Camilla Townsend Named Board of Governors Professor of History
Rutgers-New Brunswick School of Arts and Sciences history professor Camilla Townsend has been named a Board of Governors Professor of History. A leading participant of the Rutgers Scarlet and Black project, Townsend is an acclaimed researcher on the histories of Indigenous peoples throughout the Americas from the 16th through the 19th centuries. She has been internationally recognized for her expertise and is a recent recipient of the Cundill History Prize – which recognizes books that best embody historical scholarship, originality, literary quality and broad appeal – for Fifth Sun: A New History of the Aztecs. She is also a recipient of the John Simon Guggenheim Memorial Foundation Fellowship and the National Endowment for the Humanities Public Scholar Award. Townsend regularly contributes her expertise to textbooks on Native American history and has served as a consultant and interviewee for the television documentary Pocahontas: Beyond the Myth for the Smithsonian Channel, among others.

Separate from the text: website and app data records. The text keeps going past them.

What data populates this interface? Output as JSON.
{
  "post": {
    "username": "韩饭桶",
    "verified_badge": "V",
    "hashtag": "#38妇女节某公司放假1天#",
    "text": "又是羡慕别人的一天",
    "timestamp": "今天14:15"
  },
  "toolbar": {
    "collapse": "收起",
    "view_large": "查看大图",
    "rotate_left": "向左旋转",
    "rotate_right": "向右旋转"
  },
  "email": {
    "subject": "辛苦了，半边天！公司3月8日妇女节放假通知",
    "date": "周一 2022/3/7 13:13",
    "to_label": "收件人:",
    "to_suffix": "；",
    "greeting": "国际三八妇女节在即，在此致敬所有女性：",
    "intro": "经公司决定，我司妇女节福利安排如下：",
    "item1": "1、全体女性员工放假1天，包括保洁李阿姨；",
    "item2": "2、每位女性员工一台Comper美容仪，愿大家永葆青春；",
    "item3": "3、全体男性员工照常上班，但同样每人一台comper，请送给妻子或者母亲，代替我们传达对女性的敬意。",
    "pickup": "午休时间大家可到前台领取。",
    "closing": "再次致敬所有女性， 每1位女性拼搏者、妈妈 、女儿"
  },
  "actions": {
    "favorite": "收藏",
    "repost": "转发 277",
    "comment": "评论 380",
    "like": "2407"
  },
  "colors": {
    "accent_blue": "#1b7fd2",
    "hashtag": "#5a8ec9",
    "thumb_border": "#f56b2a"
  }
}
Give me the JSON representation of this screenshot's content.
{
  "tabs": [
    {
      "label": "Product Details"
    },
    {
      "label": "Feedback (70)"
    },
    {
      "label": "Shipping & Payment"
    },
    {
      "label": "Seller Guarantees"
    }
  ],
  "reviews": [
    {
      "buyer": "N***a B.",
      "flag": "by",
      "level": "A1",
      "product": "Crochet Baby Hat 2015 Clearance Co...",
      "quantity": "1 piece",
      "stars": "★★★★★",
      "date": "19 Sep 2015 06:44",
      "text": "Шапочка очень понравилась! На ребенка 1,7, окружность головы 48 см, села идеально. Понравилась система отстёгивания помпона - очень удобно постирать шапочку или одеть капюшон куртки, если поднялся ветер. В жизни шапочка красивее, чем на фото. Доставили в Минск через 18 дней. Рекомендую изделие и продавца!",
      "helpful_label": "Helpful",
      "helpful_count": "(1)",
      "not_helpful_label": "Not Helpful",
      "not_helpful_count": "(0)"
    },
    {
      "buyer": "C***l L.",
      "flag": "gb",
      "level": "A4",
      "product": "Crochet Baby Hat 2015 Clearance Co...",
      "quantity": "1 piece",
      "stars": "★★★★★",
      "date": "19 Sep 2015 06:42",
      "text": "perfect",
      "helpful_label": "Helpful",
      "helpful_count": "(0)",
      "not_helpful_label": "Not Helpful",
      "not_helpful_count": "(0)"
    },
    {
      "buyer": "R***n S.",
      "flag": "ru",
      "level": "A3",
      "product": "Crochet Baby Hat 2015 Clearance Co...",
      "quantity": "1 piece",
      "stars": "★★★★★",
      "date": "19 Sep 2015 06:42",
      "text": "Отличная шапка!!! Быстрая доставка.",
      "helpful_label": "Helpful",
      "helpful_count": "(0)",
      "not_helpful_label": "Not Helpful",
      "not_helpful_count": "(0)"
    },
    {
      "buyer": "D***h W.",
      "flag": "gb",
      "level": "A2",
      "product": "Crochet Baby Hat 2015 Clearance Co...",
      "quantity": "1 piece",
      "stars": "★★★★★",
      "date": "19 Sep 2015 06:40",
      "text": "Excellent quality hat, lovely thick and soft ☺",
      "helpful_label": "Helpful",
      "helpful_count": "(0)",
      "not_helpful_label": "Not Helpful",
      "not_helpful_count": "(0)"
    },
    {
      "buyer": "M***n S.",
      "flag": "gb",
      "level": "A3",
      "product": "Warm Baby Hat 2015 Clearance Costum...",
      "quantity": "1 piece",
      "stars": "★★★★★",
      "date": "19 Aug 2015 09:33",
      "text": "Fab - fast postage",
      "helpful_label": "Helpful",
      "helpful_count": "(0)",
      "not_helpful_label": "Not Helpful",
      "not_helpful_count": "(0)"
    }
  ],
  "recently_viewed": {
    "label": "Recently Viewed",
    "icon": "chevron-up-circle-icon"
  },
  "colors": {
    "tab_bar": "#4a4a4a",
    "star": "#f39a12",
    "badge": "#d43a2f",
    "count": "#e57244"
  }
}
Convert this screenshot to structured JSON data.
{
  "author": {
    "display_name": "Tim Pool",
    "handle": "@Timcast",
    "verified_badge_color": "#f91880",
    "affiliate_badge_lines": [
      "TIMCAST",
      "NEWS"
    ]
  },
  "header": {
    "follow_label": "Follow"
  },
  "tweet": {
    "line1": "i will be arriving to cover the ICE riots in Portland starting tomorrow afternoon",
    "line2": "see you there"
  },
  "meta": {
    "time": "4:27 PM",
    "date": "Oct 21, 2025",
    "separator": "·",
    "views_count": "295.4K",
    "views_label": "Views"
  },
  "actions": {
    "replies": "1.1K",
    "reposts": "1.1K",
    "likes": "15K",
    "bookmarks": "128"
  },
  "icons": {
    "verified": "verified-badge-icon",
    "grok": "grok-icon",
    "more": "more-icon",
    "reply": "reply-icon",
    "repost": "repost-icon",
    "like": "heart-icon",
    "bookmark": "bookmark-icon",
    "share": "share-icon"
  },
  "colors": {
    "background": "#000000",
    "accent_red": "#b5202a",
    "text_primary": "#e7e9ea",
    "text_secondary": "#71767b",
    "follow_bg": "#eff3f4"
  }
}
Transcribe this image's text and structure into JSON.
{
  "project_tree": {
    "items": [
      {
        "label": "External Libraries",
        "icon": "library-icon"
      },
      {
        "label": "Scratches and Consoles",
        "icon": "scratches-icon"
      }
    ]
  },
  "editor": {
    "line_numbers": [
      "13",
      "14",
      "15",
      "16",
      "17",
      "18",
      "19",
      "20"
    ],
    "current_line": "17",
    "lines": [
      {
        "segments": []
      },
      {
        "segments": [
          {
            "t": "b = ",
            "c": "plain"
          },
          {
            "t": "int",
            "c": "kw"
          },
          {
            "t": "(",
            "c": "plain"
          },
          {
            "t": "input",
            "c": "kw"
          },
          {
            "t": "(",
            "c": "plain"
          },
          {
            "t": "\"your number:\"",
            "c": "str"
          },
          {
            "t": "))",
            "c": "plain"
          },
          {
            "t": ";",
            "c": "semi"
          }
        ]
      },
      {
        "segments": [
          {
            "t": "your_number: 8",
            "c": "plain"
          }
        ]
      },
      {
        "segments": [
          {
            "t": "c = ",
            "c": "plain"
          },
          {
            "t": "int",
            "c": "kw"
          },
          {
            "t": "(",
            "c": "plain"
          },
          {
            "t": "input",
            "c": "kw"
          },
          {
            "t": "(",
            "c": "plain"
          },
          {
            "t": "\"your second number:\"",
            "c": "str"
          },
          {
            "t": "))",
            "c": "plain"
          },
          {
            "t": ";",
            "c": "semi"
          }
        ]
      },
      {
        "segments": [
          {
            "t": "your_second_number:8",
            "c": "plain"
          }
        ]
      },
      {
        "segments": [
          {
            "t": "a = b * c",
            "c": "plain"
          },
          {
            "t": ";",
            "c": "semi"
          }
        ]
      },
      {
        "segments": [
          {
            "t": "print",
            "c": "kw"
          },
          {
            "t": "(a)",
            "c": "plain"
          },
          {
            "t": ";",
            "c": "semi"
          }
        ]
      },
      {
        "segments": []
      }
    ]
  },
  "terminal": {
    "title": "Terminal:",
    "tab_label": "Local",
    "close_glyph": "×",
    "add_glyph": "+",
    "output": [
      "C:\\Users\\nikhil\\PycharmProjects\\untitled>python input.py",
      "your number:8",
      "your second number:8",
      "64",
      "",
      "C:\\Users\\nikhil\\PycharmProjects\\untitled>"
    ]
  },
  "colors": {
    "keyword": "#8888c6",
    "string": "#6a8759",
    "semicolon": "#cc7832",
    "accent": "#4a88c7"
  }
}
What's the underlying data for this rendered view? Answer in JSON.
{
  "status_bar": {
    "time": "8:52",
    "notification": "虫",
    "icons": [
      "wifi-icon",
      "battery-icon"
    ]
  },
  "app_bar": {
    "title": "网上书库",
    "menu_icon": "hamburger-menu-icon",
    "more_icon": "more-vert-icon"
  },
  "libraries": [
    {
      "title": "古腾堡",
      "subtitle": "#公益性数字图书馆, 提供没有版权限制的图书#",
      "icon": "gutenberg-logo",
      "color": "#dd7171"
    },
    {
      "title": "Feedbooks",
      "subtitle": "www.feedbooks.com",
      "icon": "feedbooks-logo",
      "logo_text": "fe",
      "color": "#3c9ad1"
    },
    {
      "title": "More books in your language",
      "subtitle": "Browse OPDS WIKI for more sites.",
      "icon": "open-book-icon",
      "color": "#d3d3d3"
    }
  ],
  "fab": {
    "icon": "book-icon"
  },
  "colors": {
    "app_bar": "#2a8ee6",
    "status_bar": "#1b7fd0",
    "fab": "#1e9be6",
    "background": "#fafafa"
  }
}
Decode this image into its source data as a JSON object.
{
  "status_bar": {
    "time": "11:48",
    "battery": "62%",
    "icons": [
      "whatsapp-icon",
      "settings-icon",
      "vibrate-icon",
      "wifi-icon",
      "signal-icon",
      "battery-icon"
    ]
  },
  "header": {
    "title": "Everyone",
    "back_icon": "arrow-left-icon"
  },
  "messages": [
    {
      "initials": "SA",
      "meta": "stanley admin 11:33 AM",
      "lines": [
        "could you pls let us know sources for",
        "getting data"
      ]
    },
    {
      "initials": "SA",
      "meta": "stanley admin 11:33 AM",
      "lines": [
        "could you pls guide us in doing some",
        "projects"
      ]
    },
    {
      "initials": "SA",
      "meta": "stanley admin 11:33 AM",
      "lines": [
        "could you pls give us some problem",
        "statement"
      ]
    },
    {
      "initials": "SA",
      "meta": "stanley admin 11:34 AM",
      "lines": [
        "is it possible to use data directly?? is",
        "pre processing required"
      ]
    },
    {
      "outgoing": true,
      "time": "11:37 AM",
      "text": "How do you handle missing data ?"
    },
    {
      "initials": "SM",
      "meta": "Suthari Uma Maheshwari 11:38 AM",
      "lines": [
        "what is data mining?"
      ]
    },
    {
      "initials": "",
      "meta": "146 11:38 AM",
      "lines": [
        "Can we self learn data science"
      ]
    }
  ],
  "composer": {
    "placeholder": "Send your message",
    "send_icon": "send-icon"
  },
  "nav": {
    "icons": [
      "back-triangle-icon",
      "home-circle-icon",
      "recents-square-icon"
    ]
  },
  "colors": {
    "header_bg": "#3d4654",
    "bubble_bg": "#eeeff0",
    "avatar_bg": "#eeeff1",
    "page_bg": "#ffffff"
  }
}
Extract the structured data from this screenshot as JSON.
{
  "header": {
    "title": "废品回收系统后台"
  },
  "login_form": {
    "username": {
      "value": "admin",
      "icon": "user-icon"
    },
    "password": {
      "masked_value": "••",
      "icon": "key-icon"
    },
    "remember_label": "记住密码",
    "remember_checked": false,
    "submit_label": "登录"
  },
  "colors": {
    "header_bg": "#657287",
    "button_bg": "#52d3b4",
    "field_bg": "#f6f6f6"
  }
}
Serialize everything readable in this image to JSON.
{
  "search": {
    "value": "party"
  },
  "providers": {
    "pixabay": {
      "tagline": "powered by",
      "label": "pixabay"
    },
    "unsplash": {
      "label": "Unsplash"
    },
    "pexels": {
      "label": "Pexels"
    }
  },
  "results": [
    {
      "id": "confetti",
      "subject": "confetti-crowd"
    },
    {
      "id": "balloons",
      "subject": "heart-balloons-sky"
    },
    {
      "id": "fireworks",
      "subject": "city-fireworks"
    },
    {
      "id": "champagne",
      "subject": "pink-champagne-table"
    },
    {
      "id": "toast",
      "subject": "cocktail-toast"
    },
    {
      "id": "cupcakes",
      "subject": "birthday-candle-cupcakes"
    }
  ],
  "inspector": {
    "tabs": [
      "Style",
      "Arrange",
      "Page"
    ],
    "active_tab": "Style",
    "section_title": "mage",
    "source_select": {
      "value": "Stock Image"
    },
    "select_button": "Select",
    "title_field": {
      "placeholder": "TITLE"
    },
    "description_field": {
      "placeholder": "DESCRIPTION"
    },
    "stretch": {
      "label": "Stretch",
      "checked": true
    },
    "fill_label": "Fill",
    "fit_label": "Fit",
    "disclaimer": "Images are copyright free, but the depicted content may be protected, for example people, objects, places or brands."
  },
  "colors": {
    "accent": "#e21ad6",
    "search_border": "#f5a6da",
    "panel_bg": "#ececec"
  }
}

Michael E. Zwick Appointed Senior Vice President for Research
Michael E. Zwick of Emory University will be senior vice president for research at Rutgers University, effective Sept. 1. Zwick, a former United States Navy commander, is trained as an experimental population geneticist. Zwick will arrive at Rutgers after serving as associate vice president for research at the Robert W. Woodruff Health Sciences Center at Emory University and the associate dean of research and professor of human genetics and pediatrics in the Emory University School of Medicine. He spent over 16 years at the Atlanta-based research institution, beginning as an assistant professor in 2005. Read the full release.